Wasn’t it just two years ago that similar assurances were announced to the mass outcry over the rape and murder of another minor of the same Dalit caste in the same state? India being the most dangerous country to a woman in is old news, but its authorities’ apathy as they turn a blind eye to shocking statistics still remains the deadly elephant in the room. According to data collected by Indian National Crime Records Bureau, there has been an overwhelming 19 per cent increase in rape cases (an average of 87 cases every day) just last year. Let that sink in. 87 girls and women are brutally assaulted–many killed in the process–every day in a country whose unofficial religion celebrates several female deities. Apparently, the goddess-worship does not believe in extending due regard to ordinary women, treated as free lunches (to be ravished by whoever lays eyes on them first). The situation gets even more critical when talking about women from poor and lower-caste backgrounds wherein reported cases of rape have seen an unbelievable 45 per cent rise in the last five years. Since patriarchal notions stop many in their tracks, the government itself believes that gross under-reporting of sexual assault cases goes as high as 99 per cent.

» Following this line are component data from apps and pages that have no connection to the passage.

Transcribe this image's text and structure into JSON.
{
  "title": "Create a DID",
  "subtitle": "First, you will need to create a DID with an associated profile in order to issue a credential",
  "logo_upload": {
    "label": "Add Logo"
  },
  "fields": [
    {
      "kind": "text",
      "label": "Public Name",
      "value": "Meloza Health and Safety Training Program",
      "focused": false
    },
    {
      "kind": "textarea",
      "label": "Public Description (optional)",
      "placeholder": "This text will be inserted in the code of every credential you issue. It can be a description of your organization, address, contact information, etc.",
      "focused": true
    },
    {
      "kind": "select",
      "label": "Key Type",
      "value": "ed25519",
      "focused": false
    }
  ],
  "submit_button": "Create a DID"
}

The heart-breaking data would have been enough for any functioning administration to pull up socks and get down to the immediate business of improving the criminalisation of the accused. Led by an ultra-hardliner Hindu nationalist, Yogi Adityanath, the BJP government in the Northern Indian state, however, believes in splashing muddy waters over the bruised faces, showing a menacing finger to those who dare speak for them and move on as if nothing life-shattering happened. Encouraged by an overall impunity culture, those responsible for the heart-breaking list go on unleashing the full brunt of their terror.